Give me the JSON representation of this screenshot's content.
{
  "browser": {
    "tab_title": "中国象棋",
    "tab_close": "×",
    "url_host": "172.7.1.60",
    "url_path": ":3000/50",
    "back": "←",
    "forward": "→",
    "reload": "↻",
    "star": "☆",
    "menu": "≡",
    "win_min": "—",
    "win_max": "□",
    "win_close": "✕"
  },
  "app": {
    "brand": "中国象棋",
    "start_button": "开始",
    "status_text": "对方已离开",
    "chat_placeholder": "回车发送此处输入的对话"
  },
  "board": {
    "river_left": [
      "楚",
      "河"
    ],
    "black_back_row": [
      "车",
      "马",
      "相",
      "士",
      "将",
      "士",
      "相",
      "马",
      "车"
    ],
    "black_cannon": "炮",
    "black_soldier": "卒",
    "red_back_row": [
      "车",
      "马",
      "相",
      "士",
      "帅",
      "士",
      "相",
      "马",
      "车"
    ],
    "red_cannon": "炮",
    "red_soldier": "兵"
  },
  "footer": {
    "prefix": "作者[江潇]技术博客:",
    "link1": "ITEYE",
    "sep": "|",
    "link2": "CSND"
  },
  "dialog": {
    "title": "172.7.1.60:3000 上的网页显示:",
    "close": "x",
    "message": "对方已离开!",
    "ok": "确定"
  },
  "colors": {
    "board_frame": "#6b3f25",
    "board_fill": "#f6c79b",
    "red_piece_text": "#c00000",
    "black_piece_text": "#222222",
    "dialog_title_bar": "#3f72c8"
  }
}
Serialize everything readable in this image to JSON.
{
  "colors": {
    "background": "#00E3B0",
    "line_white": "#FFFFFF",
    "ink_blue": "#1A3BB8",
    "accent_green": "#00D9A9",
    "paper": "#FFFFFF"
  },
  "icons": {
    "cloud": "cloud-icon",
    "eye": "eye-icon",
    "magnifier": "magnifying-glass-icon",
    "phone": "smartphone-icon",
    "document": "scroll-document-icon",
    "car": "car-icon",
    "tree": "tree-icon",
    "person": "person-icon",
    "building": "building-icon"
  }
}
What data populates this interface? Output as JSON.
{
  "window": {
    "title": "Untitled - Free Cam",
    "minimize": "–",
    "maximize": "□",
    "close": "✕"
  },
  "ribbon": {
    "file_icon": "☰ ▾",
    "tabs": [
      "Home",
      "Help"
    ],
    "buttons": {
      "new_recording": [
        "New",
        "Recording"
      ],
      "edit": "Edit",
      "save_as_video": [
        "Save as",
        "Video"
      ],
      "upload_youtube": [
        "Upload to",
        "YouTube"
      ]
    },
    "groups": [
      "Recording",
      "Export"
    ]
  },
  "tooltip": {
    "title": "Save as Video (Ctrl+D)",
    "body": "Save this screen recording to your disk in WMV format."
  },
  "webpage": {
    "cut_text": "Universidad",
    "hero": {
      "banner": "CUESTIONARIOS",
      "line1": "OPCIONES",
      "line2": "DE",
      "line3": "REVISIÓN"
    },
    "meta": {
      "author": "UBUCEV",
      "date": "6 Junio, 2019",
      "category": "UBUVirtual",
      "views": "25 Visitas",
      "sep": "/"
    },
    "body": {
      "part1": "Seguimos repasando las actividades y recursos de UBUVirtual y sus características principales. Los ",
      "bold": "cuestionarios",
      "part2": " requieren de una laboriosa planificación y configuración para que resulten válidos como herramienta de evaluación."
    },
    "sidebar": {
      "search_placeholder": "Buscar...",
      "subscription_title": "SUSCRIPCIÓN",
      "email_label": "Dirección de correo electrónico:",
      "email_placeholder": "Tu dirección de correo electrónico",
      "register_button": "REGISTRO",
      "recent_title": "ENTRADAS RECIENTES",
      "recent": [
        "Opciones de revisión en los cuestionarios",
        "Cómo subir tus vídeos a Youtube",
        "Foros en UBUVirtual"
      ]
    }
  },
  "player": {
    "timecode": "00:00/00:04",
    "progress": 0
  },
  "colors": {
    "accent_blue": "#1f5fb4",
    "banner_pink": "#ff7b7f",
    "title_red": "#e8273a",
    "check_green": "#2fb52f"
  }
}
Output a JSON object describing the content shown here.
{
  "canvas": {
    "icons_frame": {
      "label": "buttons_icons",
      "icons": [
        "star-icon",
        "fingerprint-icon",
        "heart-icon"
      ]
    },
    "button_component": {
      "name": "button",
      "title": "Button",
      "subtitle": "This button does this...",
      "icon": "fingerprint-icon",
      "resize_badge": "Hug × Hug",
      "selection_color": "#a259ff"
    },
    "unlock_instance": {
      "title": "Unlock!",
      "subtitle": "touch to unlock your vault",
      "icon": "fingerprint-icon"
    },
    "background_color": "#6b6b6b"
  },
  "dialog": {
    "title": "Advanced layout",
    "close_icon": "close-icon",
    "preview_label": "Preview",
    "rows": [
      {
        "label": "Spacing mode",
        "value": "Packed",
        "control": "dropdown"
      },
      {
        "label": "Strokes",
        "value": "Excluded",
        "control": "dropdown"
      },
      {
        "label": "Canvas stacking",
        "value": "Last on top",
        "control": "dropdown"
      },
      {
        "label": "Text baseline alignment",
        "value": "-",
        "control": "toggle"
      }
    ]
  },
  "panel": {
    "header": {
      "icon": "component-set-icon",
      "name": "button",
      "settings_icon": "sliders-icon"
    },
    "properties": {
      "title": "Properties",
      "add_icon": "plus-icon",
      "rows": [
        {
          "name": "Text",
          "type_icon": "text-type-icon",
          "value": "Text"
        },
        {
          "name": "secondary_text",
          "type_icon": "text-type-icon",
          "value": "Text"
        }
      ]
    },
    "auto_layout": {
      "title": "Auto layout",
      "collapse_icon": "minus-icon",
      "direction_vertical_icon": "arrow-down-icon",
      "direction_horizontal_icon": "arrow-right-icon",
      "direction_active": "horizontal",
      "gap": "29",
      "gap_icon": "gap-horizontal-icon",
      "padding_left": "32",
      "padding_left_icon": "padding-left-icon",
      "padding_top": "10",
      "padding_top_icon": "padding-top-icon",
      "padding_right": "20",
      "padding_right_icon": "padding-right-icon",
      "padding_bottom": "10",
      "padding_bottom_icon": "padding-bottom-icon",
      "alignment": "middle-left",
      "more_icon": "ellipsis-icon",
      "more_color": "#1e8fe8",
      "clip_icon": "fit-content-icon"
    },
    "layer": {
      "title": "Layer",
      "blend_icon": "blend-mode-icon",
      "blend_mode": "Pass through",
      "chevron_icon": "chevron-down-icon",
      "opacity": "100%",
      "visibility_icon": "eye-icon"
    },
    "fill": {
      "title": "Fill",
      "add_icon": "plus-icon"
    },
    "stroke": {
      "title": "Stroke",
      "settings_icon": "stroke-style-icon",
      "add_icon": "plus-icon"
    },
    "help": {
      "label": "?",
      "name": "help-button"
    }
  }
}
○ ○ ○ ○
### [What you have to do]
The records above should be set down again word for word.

### [Exercise answer]
Give me the JSON representation of this screenshot's content.
{
  "browser": {
    "tab_title": "中国象棋",
    "tab_close": "×",
    "url_host": "172.7.1.60",
    "url_path": ":3000/50",
    "back": "←",
    "forward": "→",
    "reload": "↻",
    "star": "☆",
    "menu": "≡",
    "win_min": "—",
    "win_max": "□",
    "win_close": "✕"
  },
  "app": {
    "brand": "中国象棋",
    "start_button": "开始",
    "status_text": "对方已离开",
    "chat_placeholder": "回车发送此处输入的对话"
  },
  "board": {
    "river_left": [
      "楚",
      "河"
    ],
    "black_back_row": [
      "车",
      "马",
      "相",
      "士",
      "将",
      "士",
      "相",
      "马",
      "车"
    ],
    "black_cannon": "炮",
    "black_soldier": "卒",
    "red_back_row": [
      "车",
      "马",
      "相",
      "士",
      "帅",
      "士",
      "相",
      "马",
      "车"
    ],
    "red_cannon": "炮",
    "red_soldier": "兵"
  },
  "footer": {
    "prefix": "作者[江潇]技术博客:",
    "link1": "ITEYE",
    "sep": "|",
    "link2": "CSND"
  },
  "dialog": {
    "title": "172.7.1.60:3000 上的网页显示:",
    "close": "x",
    "message": "对方已离开!",
    "ok": "确定"
  },
  "colors": {
    "board_frame": "#6b3f25",
    "board_fill": "#f6c79b",
    "red_piece_text": "#c00000",
    "black_piece_text": "#222222",
    "dialog_title_bar": "#3f72c8"
  }
}
Serialize everything readable in this image to JSON.
{
  "colors": {
    "background": "#00E3B0",
    "line_white": "#FFFFFF",
    "ink_blue": "#1A3BB8",
    "accent_green": "#00D9A9",
    "paper": "#FFFFFF"
  },
  "icons": {
    "cloud": "cloud-icon",
    "eye": "eye-icon",
    "magnifier": "magnifying-glass-icon",
    "phone": "smartphone-icon",
    "document": "scroll-document-icon",
    "car": "car-icon",
    "tree": "tree-icon",
    "person": "person-icon",
    "building": "building-icon"
  }
}
What data populates this interface? Output as JSON.
{
  "window": {
    "title": "Untitled - Free Cam",
    "minimize": "–",
    "maximize": "□",
    "close": "✕"
  },
  "ribbon": {
    "file_icon": "☰ ▾",
    "tabs": [
      "Home",
      "Help"
    ],
    "buttons": {
      "new_recording": [
        "New",
        "Recording"
      ],
      "edit": "Edit",
      "save_as_video": [
        "Save as",
        "Video"
      ],
      "upload_youtube": [
        "Upload to",
        "YouTube"
      ]
    },
    "groups": [
      "Recording",
      "Export"
    ]
  },
  "tooltip": {
    "title": "Save as Video (Ctrl+D)",
    "body": "Save this screen recording to your disk in WMV format."
  },
  "webpage": {
    "cut_text": "Universidad",
    "hero": {
      "banner": "CUESTIONARIOS",
      "line1": "OPCIONES",
      "line2": "DE",
      "line3": "REVISIÓN"
    },
    "meta": {
      "author": "UBUCEV",
      "date": "6 Junio, 2019",
      "category": "UBUVirtual",
      "views": "25 Visitas",
      "sep": "/"
    },
    "body": {
      "part1": "Seguimos repasando las actividades y recursos de UBUVirtual y sus características principales. Los ",
      "bold": "cuestionarios",
      "part2": " requieren de una laboriosa planificación y configuración para que resulten válidos como herramienta de evaluación."
    },
    "sidebar": {
      "search_placeholder": "Buscar...",
      "subscription_title": "SUSCRIPCIÓN",
      "email_label": "Dirección de correo electrónico:",
      "email_placeholder": "Tu dirección de correo electrónico",
      "register_button": "REGISTRO",
      "recent_title": "ENTRADAS RECIENTES",
      "recent": [
        "Opciones de revisión en los cuestionarios",
        "Cómo subir tus vídeos a Youtube",
        "Foros en UBUVirtual"
      ]
    }
  },
  "player": {
    "timecode": "00:00/00:04",
    "progress": 0
  },
  "colors": {
    "accent_blue": "#1f5fb4",
    "banner_pink": "#ff7b7f",
    "title_red": "#e8273a",
    "check_green": "#2fb52f"
  }
}
Output a JSON object describing the content shown here.
{
  "canvas": {
    "icons_frame": {
      "label": "buttons_icons",
      "icons": [
        "star-icon",
        "fingerprint-icon",
        "heart-icon"
      ]
    },
    "button_component": {
      "name": "button",
      "title": "Button",
      "subtitle": "This button does this...",
      "icon": "fingerprint-icon",
      "resize_badge": "Hug × Hug",
      "selection_color": "#a259ff"
    },
    "unlock_instance": {
      "title": "Unlock!",
      "subtitle": "touch to unlock your vault",
      "icon": "fingerprint-icon"
    },
    "background_color": "#6b6b6b"
  },
  "dialog": {
    "title": "Advanced layout",
    "close_icon": "close-icon",
    "preview_label": "Preview",
    "rows": [
      {
        "label": "Spacing mode",
        "value": "Packed",
        "control": "dropdown"
      },
      {
        "label": "Strokes",
        "value": "Excluded",
        "control": "dropdown"
      },
      {
        "label": "Canvas stacking",
        "value": "Last on top",
        "control": "dropdown"
      },
      {
        "label": "Text baseline alignment",
        "value": "-",
        "control": "toggle"
      }
    ]
  },
  "panel": {
    "header": {
      "icon": "component-set-icon",
      "name": "button",
      "settings_icon": "sliders-icon"
    },
    "properties": {
      "title": "Properties",
      "add_icon": "plus-icon",
      "rows": [
        {
          "name": "Text",
          "type_icon": "text-type-icon",
          "value": "Text"
        },
        {
          "name": "secondary_text",
          "type_icon": "text-type-icon",
          "value": "Text"
        }
      ]
    },
    "auto_layout": {
      "title": "Auto layout",
      "collapse_icon": "minus-icon",
      "direction_vertical_icon": "arrow-down-icon",
      "direction_horizontal_icon": "arrow-right-icon",
      "direction_active": "horizontal",
      "gap": "29",
      "gap_icon": "gap-horizontal-icon",
      "padding_left": "32",
      "padding_left_icon": "padding-left-icon",
      "padding_top": "10",
      "padding_top_icon": "padding-top-icon",
      "padding_right": "20",
      "padding_right_icon": "padding-right-icon",
      "padding_bottom": "10",
      "padding_bottom_icon": "padding-bottom-icon",
      "alignment": "middle-left",
      "more_icon": "ellipsis-icon",
      "more_color": "#1e8fe8",
      "clip_icon": "fit-content-icon"
    },
    "layer": {
      "title": "Layer",
      "blend_icon": "blend-mode-icon",
      "blend_mode": "Pass through",
      "chevron_icon": "chevron-down-icon",
      "opacity": "100%",
      "visibility_icon": "eye-icon"
    },
    "fill": {
      "title": "Fill",
      "add_icon": "plus-icon"
    },
    "stroke": {
      "title": "Stroke",
      "settings_icon": "stroke-style-icon",
      "add_icon": "plus-icon"
    },
    "help": {
      "label": "?",
      "name": "help-button"
    }
  }
}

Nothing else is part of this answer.